_PROMPT_
Wherever a line in the data holds the word "chevron", pull that line out.

[Recorded data]
___

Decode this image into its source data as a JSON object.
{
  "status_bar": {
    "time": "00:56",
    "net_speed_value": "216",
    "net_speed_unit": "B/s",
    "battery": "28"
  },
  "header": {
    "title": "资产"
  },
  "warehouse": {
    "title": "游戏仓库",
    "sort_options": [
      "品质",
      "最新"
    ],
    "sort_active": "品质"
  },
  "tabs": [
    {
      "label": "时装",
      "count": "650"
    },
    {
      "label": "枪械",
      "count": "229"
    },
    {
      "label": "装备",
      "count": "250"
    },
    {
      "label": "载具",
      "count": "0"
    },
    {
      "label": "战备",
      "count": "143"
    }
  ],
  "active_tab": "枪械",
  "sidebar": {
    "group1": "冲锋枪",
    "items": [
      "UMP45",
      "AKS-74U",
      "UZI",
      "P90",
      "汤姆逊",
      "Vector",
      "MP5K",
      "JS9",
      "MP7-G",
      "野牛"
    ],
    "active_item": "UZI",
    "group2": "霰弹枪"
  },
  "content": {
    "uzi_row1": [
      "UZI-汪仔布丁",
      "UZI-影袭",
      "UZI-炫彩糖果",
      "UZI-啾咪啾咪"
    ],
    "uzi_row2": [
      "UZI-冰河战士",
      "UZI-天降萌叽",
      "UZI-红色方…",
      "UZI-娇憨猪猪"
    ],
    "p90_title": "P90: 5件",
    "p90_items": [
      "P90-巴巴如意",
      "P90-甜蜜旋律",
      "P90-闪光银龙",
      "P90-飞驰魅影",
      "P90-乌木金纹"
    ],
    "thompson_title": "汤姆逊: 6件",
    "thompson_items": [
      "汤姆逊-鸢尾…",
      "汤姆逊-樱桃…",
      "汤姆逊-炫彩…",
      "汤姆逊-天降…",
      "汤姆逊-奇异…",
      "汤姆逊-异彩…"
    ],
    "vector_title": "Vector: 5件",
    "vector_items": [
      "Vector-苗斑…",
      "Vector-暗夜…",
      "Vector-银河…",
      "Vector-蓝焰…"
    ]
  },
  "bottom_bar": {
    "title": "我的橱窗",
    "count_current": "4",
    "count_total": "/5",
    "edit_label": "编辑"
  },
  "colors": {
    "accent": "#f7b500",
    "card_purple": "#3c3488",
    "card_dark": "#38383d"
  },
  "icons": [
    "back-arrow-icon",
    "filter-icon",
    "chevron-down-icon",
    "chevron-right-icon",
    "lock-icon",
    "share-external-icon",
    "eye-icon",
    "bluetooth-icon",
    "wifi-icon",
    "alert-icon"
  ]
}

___

_TASK RESPONSE_
    "chevron-down-icon",
    "chevron-right-icon",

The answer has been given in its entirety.